%%
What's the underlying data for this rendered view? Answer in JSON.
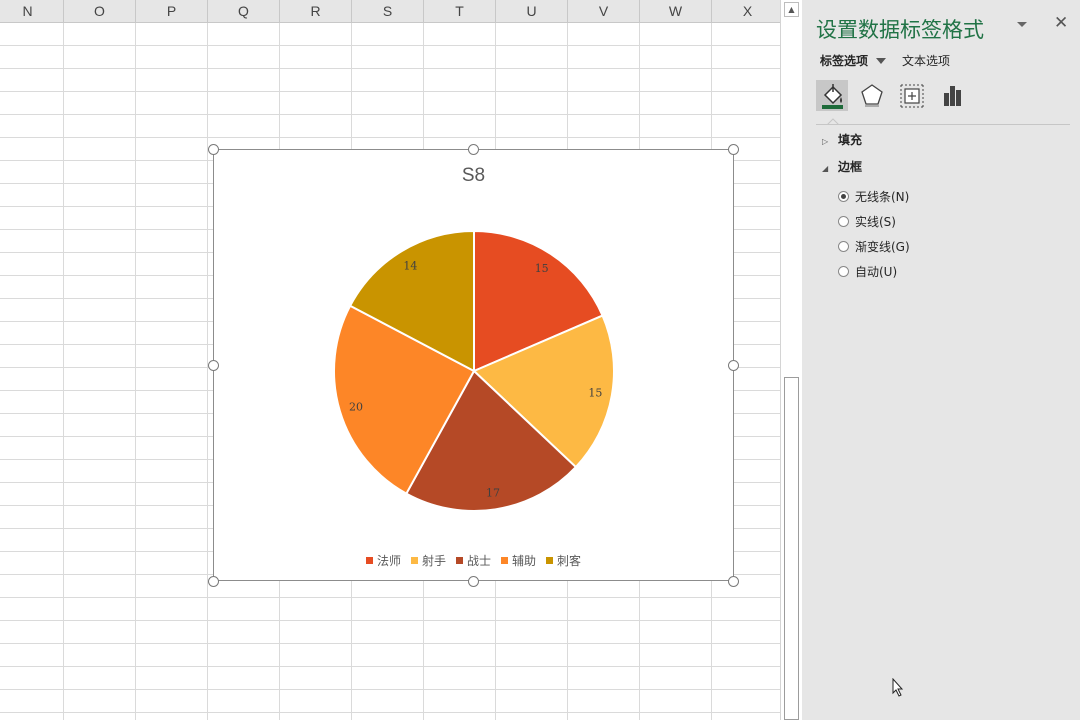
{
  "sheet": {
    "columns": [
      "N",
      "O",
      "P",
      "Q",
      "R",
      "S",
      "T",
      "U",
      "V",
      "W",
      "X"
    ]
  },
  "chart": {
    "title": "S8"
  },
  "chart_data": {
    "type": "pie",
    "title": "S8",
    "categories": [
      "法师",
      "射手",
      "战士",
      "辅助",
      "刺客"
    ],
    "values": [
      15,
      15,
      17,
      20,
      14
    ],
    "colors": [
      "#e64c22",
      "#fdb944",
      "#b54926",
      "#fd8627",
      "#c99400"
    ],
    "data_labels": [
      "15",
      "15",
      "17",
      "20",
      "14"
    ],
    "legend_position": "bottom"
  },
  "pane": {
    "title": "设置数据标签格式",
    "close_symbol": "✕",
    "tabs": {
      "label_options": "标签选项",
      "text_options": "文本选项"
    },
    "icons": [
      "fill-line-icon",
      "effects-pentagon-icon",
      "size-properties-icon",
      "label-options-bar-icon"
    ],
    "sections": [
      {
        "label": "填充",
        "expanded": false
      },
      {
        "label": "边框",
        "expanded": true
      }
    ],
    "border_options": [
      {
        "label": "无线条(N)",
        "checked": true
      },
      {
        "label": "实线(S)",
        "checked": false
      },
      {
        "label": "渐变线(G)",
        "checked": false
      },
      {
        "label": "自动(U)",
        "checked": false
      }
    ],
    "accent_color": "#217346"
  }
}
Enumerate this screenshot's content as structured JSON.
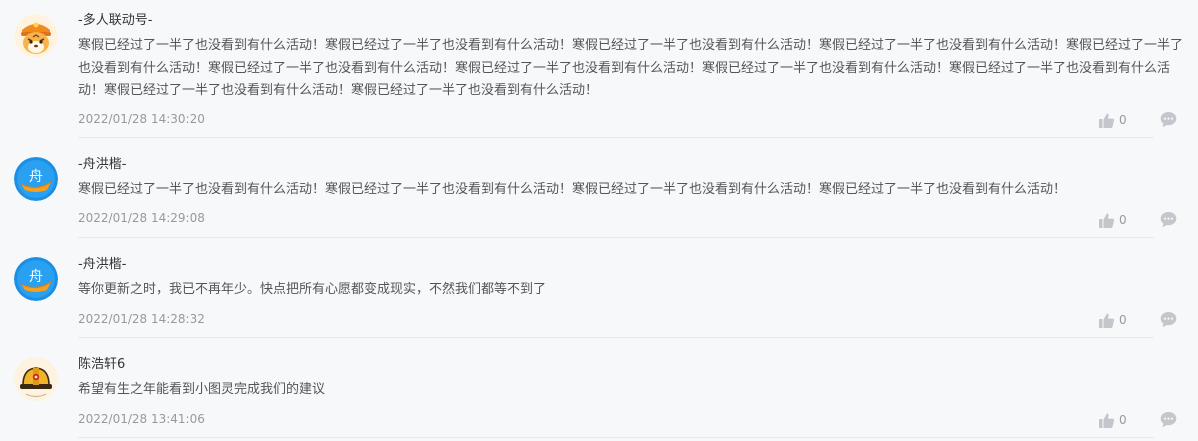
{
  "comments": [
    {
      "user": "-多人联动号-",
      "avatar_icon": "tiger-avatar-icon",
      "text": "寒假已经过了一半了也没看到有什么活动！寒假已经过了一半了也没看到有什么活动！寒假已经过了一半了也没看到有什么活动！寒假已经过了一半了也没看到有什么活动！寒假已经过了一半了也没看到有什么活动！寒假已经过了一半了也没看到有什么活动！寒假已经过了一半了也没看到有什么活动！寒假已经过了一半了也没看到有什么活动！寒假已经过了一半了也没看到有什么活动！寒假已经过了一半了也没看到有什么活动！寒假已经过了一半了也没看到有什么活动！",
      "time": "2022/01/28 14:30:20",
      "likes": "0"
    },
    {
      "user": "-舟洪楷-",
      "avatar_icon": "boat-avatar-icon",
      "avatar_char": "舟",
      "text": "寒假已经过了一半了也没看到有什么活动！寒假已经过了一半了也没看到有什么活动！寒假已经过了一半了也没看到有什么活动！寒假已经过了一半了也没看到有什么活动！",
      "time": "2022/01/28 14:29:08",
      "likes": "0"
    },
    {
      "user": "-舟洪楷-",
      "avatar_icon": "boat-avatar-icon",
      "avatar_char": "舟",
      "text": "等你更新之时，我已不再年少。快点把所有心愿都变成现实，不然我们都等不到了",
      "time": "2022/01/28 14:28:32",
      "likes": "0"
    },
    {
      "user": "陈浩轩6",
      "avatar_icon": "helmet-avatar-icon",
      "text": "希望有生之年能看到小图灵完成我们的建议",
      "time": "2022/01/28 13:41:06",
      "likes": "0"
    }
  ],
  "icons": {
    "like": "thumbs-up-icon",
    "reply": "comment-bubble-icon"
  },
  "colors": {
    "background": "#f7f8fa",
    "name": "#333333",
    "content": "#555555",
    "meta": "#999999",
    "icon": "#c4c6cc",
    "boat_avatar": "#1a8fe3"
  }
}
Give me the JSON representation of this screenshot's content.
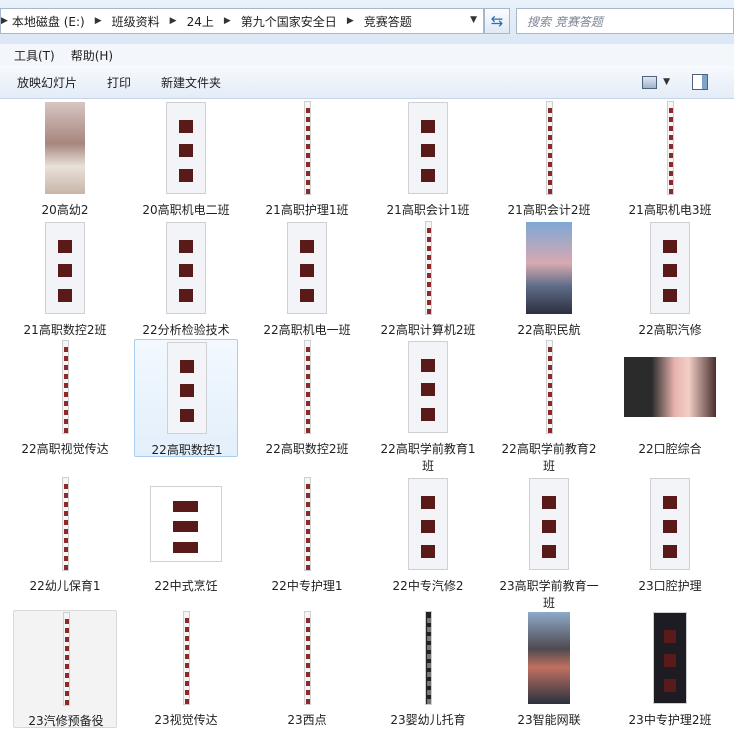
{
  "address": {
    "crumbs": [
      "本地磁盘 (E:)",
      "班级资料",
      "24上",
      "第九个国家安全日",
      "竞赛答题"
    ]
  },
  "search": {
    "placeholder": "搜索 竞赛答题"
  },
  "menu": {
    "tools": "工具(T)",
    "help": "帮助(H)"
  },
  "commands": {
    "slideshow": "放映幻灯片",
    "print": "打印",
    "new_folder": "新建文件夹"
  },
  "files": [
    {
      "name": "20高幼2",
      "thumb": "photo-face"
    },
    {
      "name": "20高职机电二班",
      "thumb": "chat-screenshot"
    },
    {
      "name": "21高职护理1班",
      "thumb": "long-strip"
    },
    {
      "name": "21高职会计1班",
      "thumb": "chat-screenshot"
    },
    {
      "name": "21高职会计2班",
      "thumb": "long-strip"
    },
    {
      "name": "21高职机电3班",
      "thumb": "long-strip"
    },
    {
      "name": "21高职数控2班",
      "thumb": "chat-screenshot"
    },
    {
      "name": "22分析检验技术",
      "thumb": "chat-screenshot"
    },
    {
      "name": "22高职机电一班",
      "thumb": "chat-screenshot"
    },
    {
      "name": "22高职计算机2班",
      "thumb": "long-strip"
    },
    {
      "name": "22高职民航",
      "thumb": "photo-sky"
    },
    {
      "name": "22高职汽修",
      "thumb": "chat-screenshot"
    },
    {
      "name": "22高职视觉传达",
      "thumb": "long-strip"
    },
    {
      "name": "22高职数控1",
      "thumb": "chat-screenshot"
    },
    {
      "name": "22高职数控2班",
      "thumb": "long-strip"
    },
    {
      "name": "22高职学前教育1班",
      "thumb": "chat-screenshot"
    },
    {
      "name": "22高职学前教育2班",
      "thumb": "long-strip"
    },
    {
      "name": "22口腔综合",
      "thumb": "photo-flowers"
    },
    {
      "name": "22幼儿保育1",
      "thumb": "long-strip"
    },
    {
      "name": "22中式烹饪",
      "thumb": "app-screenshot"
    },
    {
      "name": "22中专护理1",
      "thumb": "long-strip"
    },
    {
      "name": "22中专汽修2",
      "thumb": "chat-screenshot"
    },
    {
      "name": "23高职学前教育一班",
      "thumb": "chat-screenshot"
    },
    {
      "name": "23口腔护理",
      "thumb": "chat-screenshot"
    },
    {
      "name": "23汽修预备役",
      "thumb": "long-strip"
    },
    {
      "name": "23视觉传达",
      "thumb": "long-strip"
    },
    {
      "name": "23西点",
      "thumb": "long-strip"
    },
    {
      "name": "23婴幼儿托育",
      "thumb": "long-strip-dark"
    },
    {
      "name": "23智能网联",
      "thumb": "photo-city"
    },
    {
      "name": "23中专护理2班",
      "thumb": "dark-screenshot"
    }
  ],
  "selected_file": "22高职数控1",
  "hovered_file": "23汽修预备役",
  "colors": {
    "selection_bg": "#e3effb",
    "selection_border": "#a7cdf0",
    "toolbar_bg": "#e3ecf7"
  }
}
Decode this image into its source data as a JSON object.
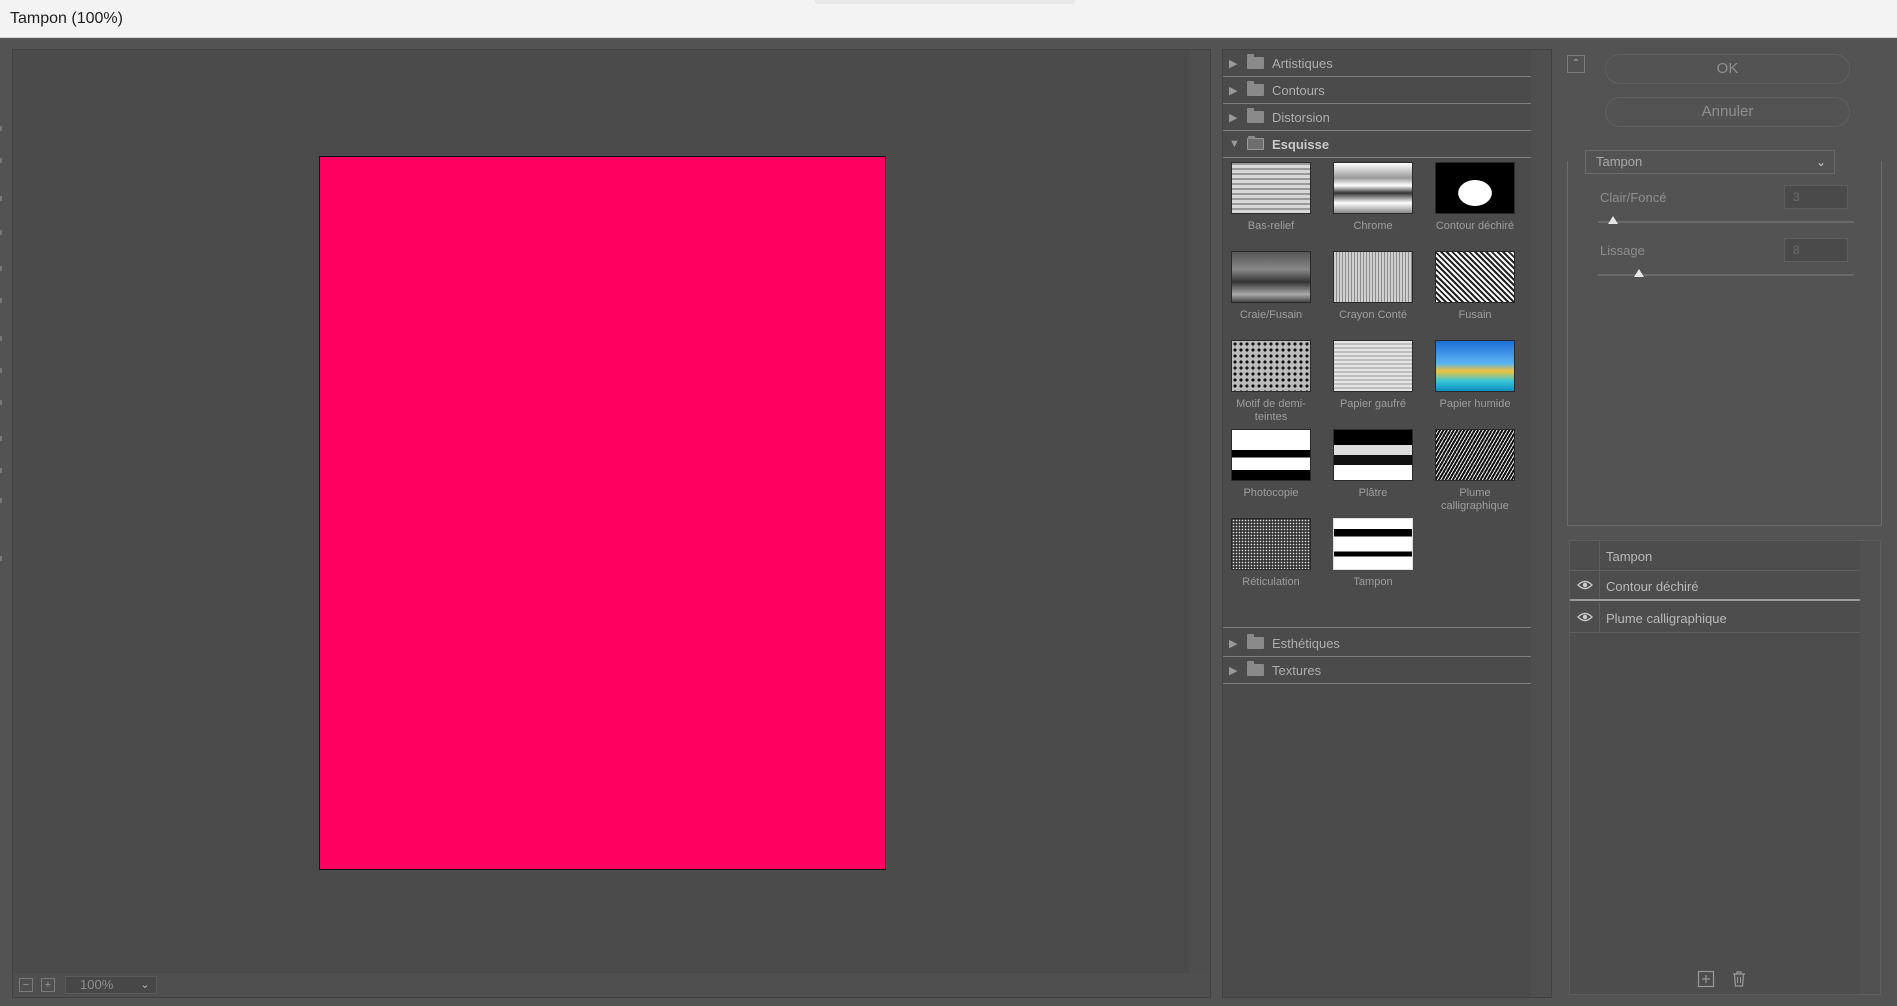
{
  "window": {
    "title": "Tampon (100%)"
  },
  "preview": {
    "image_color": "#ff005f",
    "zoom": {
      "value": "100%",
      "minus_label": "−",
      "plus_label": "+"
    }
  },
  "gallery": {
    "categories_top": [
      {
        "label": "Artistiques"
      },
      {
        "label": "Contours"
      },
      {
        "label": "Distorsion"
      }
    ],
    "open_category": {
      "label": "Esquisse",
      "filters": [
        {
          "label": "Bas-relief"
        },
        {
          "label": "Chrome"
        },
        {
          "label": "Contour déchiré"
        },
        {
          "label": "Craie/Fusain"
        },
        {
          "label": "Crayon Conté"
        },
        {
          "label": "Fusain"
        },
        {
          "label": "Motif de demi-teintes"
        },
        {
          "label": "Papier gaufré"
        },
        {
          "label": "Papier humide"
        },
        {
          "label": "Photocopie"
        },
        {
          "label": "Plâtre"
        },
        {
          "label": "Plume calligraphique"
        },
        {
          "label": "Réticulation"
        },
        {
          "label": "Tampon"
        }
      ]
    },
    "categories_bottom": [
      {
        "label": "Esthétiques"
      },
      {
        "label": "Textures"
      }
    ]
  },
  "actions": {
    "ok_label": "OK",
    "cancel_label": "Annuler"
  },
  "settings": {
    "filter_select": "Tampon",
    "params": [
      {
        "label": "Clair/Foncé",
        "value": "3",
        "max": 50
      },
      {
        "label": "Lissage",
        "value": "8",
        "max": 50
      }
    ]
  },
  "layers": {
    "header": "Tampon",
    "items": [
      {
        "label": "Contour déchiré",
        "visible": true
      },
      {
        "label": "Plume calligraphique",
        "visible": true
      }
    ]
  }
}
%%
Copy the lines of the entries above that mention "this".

What's the underlying data for this rendered view? Answer in JSON.
Enumerate this screenshot's content as structured JSON.
Give me the JSON representation of this screenshot's content.
Decode this image into its source data as a JSON object.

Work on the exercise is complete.